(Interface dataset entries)
------------------------------------

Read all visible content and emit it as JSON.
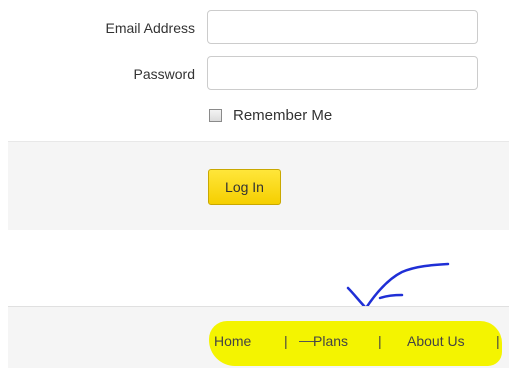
{
  "login_form": {
    "email_label": "Email Address",
    "email_value": "",
    "password_label": "Password",
    "password_value": "",
    "remember_label": "Remember Me",
    "remember_checked": false,
    "login_button": "Log In"
  },
  "footer": {
    "links": [
      "Home",
      "Plans",
      "About Us"
    ],
    "separator": "|",
    "highlight_color": "#f4f400"
  },
  "annotation": {
    "checkmark_icon": "hand-drawn-checkmark-icon",
    "ink_color": "#1f2fd6"
  }
}
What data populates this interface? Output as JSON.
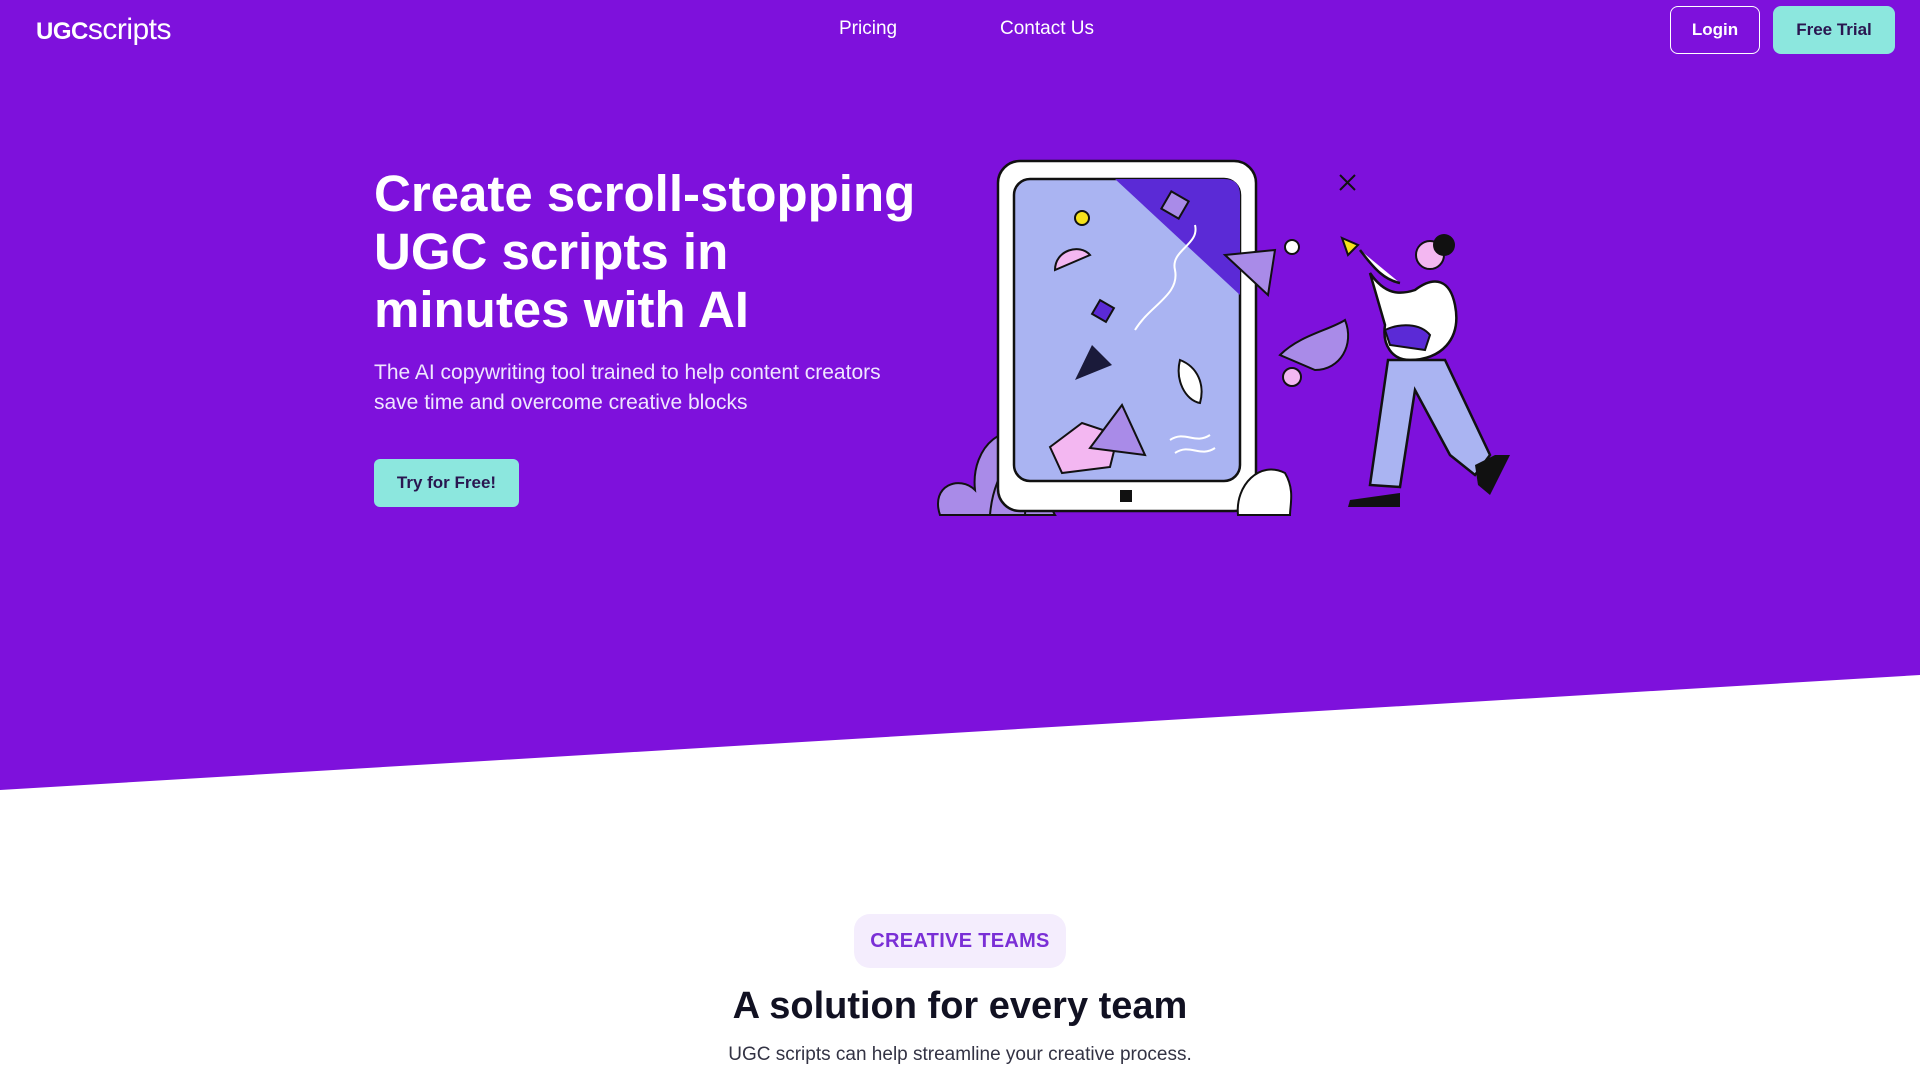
{
  "colors": {
    "hero_background": "#7e11dc",
    "accent_button": "#8ce7de",
    "badge_background": "#f4edfd",
    "badge_text": "#7a2fd6"
  },
  "nav": {
    "logo_strong": "UGC",
    "logo_light": "scripts",
    "links": [
      {
        "label": "Pricing"
      },
      {
        "label": "Contact Us"
      }
    ],
    "login_label": "Login",
    "trial_label": "Free Trial"
  },
  "hero": {
    "title": "Create scroll-stopping UGC scripts in minutes with AI",
    "subtitle": "The AI copywriting tool trained to help content creators save time and overcome creative blocks",
    "cta_label": "Try for Free!",
    "illustration_icon": "tablet-creator-illustration"
  },
  "section": {
    "badge": "CREATIVE TEAMS",
    "title": "A solution for every team",
    "subtitle": "UGC scripts can help streamline your creative process."
  }
}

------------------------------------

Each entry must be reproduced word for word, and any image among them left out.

Problem solution ->
Read all visible content and emit it as JSON.
{
  "login_form": {
    "email_label": "Email Address",
    "email_value": "",
    "password_label": "Password",
    "password_value": "",
    "remember_label": "Remember Me",
    "remember_checked": false,
    "login_button": "Log In"
  },
  "footer": {
    "links": [
      "Home",
      "Plans",
      "About Us"
    ],
    "separator": "|",
    "highlight_color": "#f4f400"
  },
  "annotation": {
    "checkmark_icon": "hand-drawn-checkmark-icon",
    "ink_color": "#1f2fd6"
  }
}
What data populates this interface? Output as JSON.
{
  "colors": {
    "hero_background": "#7e11dc",
    "accent_button": "#8ce7de",
    "badge_background": "#f4edfd",
    "badge_text": "#7a2fd6"
  },
  "nav": {
    "logo_strong": "UGC",
    "logo_light": "scripts",
    "links": [
      {
        "label": "Pricing"
      },
      {
        "label": "Contact Us"
      }
    ],
    "login_label": "Login",
    "trial_label": "Free Trial"
  },
  "hero": {
    "title": "Create scroll-stopping UGC scripts in minutes with AI",
    "subtitle": "The AI copywriting tool trained to help content creators save time and overcome creative blocks",
    "cta_label": "Try for Free!",
    "illustration_icon": "tablet-creator-illustration"
  },
  "section": {
    "badge": "CREATIVE TEAMS",
    "title": "A solution for every team",
    "subtitle": "UGC scripts can help streamline your creative process."
  }
}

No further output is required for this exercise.